3 ways to train your brain with feedback
Feedback is not perceived as fun with most employees still somewhat afraid of feedback and performance review. A recent research article investigated why people may be frightened of feedback and found Neuroscience as having the answers.
Since the beginning of time our brains have had to scan the environment for potential threats and then respond accordingly with fight or flight. Early on the trigger that set off the threat response may have been a predator, a snake, lion or tiger but nowadays the trigger is more likely to be associated with social interaction. Yet our brain still responds in the same way, with anxiety and fear.
These states are not ideal for someone receiving feedback. So we have compiled a handy list of ways in which we can help people to lose their fear of feedback.
- Feedback that is relevant and meaningful
According to Columbia University neuroscientist Kevin Ochsner cited at the NeuroLeadership Summit in Boston that ‘people who receive feedback apply it only about 30% of the time. If the person receiving the feedback doesn’t feel comfortable, this can cause the feedback to ultimately be unproductive.’ Feedback should be based on observations that are relevant and helpful to the person’s job, so that they can apply the feedback to what they’re doing.

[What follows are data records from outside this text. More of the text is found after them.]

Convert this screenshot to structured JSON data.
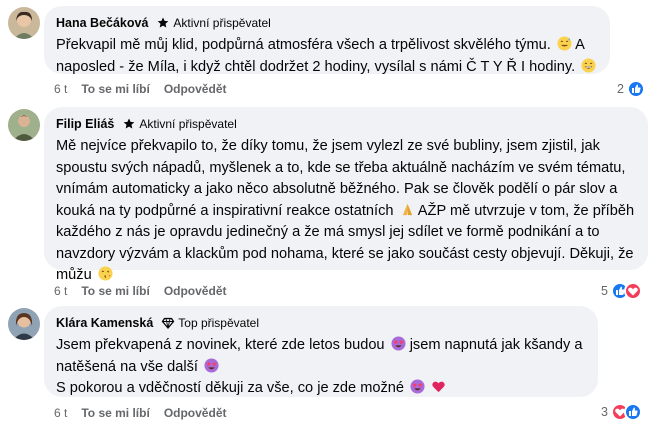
{
  "comments": [
    {
      "author": "Hana Bečáková",
      "badge": "Aktivní přispěvatel",
      "badge_icon": "star-icon",
      "lines": [
        "Překvapil mě můj klid, podpůrná atmosféra všech a trpělivost skvělého týmu.",
        "A naposled - že Míla, i když chtěl dodržet 2 hodiny, vysílal s námi Č T Y Ř I hodiny."
      ],
      "time": "6 t",
      "like_label": "To se mi líbí",
      "reply_label": "Odpovědět",
      "reaction_count": "2",
      "reaction_icons": [
        "like-icon"
      ]
    },
    {
      "author": "Filip Eliáš",
      "badge": "Aktivní přispěvatel",
      "badge_icon": "star-icon",
      "lines": [
        "Mě nejvíce překvapilo to, že díky tomu, že jsem vylezl ze své bubliny, jsem zjistil, jak spoustu svých nápadů, myšlenek a to, kde se třeba aktuálně nacházím ve svém tématu, vnímám automaticky a jako něco absolutně běžného. Pak se člověk podělí o pár slov a kouká na ty podpůrné a inspirativní reakce ostatních",
        "AŽP mě utvrzuje v tom, že příběh každého z nás je opravdu jedinečný a že má smysl jej sdílet ve formě podnikání a to navzdory výzvám a klackům pod nohama, které se jako součást cesty objevují. Děkuji, že můžu"
      ],
      "time": "6 t",
      "like_label": "To se mi líbí",
      "reply_label": "Odpovědět",
      "reaction_count": "5",
      "reaction_icons": [
        "like-icon",
        "love-icon"
      ]
    },
    {
      "author": "Klára Kamenská",
      "badge": "Top přispěvatel",
      "badge_icon": "diamond-icon",
      "lines": [
        "Jsem překvapená z novinek, které zde letos budou",
        "jsem napnutá jak kšandy a natěšená na vše další",
        "S pokorou a vděčností děkuji za vše, co je zde možné"
      ],
      "time": "6 t",
      "like_label": "To se mi líbí",
      "reply_label": "Odpovědět",
      "reaction_count": "3",
      "reaction_icons": [
        "love-icon",
        "like-icon"
      ]
    }
  ],
  "colors": {
    "bubble": "#f0f2f5",
    "like": "#1877f2",
    "love": "#f33e58",
    "meta": "#65676b",
    "emoji": "#fbd24d"
  }
}
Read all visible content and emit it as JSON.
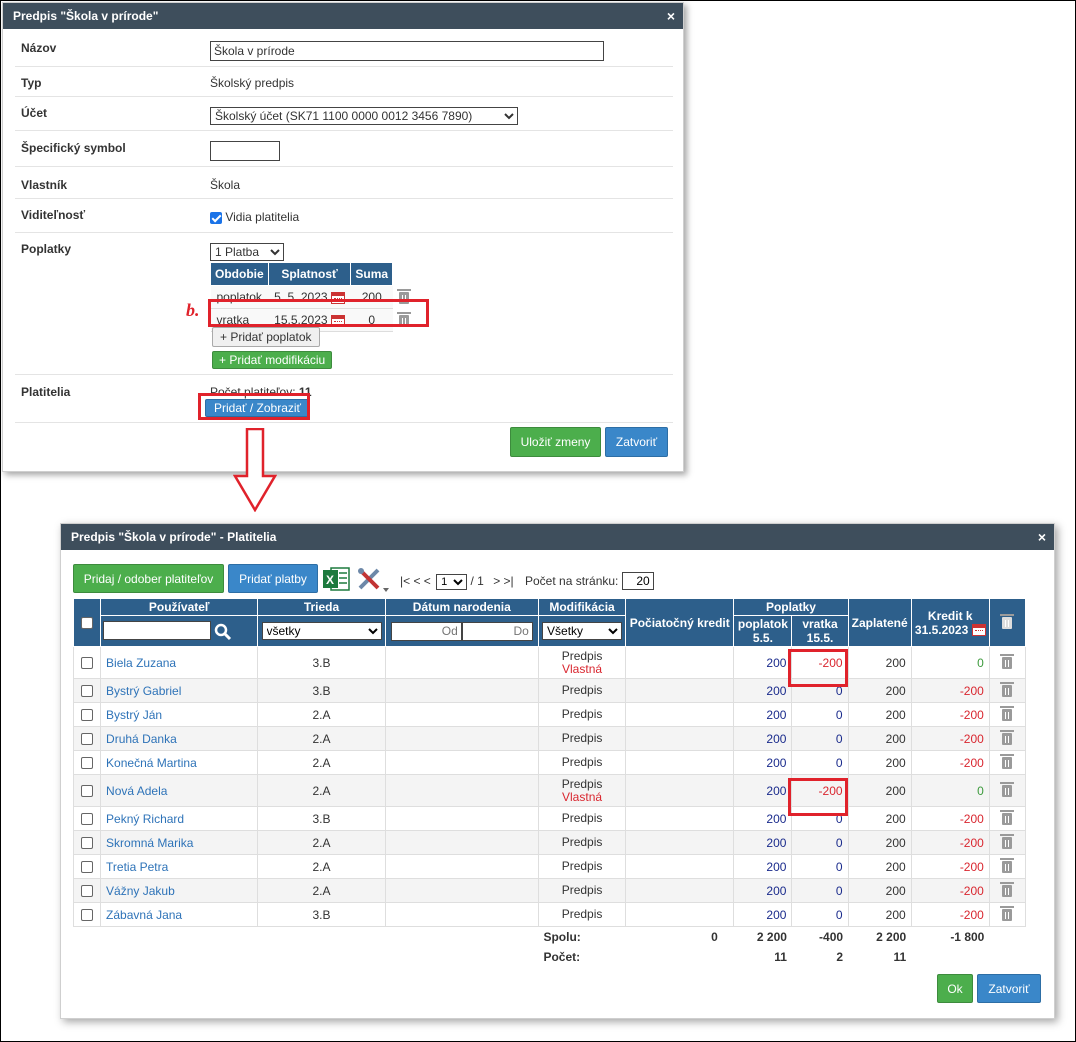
{
  "dialog1": {
    "title": "Predpis \"Škola v prírode\"",
    "close": "×",
    "fields": {
      "nazov_label": "Názov",
      "nazov_value": "Škola v prírode",
      "typ_label": "Typ",
      "typ_value": "Školský predpis",
      "ucet_label": "Účet",
      "ucet_value": "Školský účet (SK71 1100 0000 0012 3456 7890)",
      "spec_label": "Špecifický symbol",
      "spec_value": "",
      "vlastnik_label": "Vlastník",
      "vlastnik_value": "Škola",
      "viditelnost_label": "Viditeľnosť",
      "viditelnost_value": "Vidia platitelia",
      "poplatky_label": "Poplatky",
      "platba_select": "1 Platba",
      "platitelia_label": "Platitelia",
      "pocet_label": "Počet platiteľov:",
      "pocet_value": "11"
    },
    "fee_table": {
      "headers": [
        "Obdobie",
        "Splatnosť",
        "Suma"
      ],
      "rows": [
        {
          "obdobie": "poplatok",
          "datum": "5. 5. 2023",
          "suma": "200"
        },
        {
          "obdobie": "vratka",
          "datum": "15.5.2023",
          "suma": "0"
        }
      ]
    },
    "buttons": {
      "add_fee": "+ Pridať poplatok",
      "add_mod": "+ Pridať modifikáciu",
      "add_show": "Pridať / Zobraziť",
      "save": "Uložiť zmeny",
      "close": "Zatvoriť"
    },
    "callout": "b."
  },
  "dialog2": {
    "title": "Predpis \"Škola v prírode\" - Platitelia",
    "close": "×",
    "toolbar": {
      "add_remove": "Pridaj / odober platiteľov",
      "add_payments": "Pridať platby",
      "pager_nav_left": "|< < <",
      "page_value": "1",
      "page_total": "/ 1",
      "pager_nav_right": "> >|",
      "per_page_label": "Počet na stránku:",
      "per_page_value": "20"
    },
    "headers": {
      "user": "Používateľ",
      "class": "Trieda",
      "dob": "Dátum narodenia",
      "mod": "Modifikácia",
      "initial_credit": "Počiatočný kredit",
      "fees": "Poplatky",
      "fee1a": "poplatok",
      "fee1b": "5.5.",
      "fee2a": "vratka",
      "fee2b": "15.5.",
      "paid": "Zaplatené",
      "credit_a": "Kredit k",
      "credit_b": "31.5.2023",
      "class_filter": "všetky",
      "dob_from": "Od",
      "dob_to": "Do",
      "mod_filter": "Všetky"
    },
    "rows": [
      {
        "name": "Biela Zuzana",
        "class": "3.B",
        "mod1": "Predpis",
        "mod2": "Vlastná",
        "fee1": "200",
        "fee2": "-200",
        "paid": "200",
        "credit": "0"
      },
      {
        "name": "Bystrý Gabriel",
        "class": "3.B",
        "mod1": "Predpis",
        "mod2": "",
        "fee1": "200",
        "fee2": "0",
        "paid": "200",
        "credit": "-200"
      },
      {
        "name": "Bystrý Ján",
        "class": "2.A",
        "mod1": "Predpis",
        "mod2": "",
        "fee1": "200",
        "fee2": "0",
        "paid": "200",
        "credit": "-200"
      },
      {
        "name": "Druhá Danka",
        "class": "2.A",
        "mod1": "Predpis",
        "mod2": "",
        "fee1": "200",
        "fee2": "0",
        "paid": "200",
        "credit": "-200"
      },
      {
        "name": "Konečná Martina",
        "class": "2.A",
        "mod1": "Predpis",
        "mod2": "",
        "fee1": "200",
        "fee2": "0",
        "paid": "200",
        "credit": "-200"
      },
      {
        "name": "Nová Adela",
        "class": "2.A",
        "mod1": "Predpis",
        "mod2": "Vlastná",
        "fee1": "200",
        "fee2": "-200",
        "paid": "200",
        "credit": "0"
      },
      {
        "name": "Pekný Richard",
        "class": "3.B",
        "mod1": "Predpis",
        "mod2": "",
        "fee1": "200",
        "fee2": "0",
        "paid": "200",
        "credit": "-200"
      },
      {
        "name": "Skromná Marika",
        "class": "2.A",
        "mod1": "Predpis",
        "mod2": "",
        "fee1": "200",
        "fee2": "0",
        "paid": "200",
        "credit": "-200"
      },
      {
        "name": "Tretia Petra",
        "class": "2.A",
        "mod1": "Predpis",
        "mod2": "",
        "fee1": "200",
        "fee2": "0",
        "paid": "200",
        "credit": "-200"
      },
      {
        "name": "Vážny Jakub",
        "class": "2.A",
        "mod1": "Predpis",
        "mod2": "",
        "fee1": "200",
        "fee2": "0",
        "paid": "200",
        "credit": "-200"
      },
      {
        "name": "Zábavná Jana",
        "class": "3.B",
        "mod1": "Predpis",
        "mod2": "",
        "fee1": "200",
        "fee2": "0",
        "paid": "200",
        "credit": "-200"
      }
    ],
    "summary": {
      "spolu_label": "Spolu:",
      "spolu_initial": "0",
      "spolu_fee1": "2 200",
      "spolu_fee2": "-400",
      "spolu_paid": "2 200",
      "spolu_credit": "-1 800",
      "pocet_label": "Počet:",
      "pocet_fee1": "11",
      "pocet_fee2": "2",
      "pocet_paid": "11"
    },
    "buttons": {
      "ok": "Ok",
      "close": "Zatvoriť"
    }
  },
  "colors": {
    "header_bar": "#3e4e5c",
    "table_header": "#2d5f8b",
    "green_button": "#4cae4c",
    "blue_button": "#3a87c9",
    "highlight_red": "#e0222b",
    "link_blue": "#2e73b8"
  },
  "icons": [
    "close-icon",
    "calendar-icon",
    "trash-icon",
    "search-icon",
    "excel-icon",
    "tools-icon",
    "down-arrow-icon"
  ]
}
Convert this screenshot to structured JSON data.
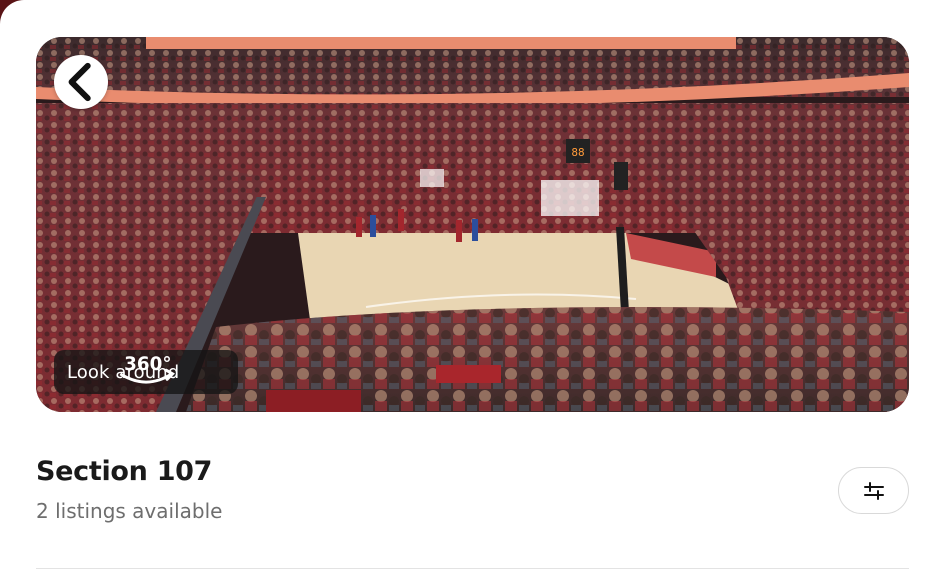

- Feedback when needed
Adults learn best when they are caught in action. That is why feedback is better right away as opposed to three months after an event. Relying on memory is faulty as we have a tendency to fill in the gaps and change vital details. For feedback to be productive it must be frequent. This also helps turn performance reviews into an ongoing conversation.
Positive feedback stimulates the reward centres in the brain which in turn equates to better learning and better employees. Even negative feedback can be given in a constructive, helpful way, by focusing only on the specific behaviour and its effect on the individual giving the feedback. Intention is important: if you approach giving feedback with a good intention, to help the person do better, then the feedback will come out in a positive way.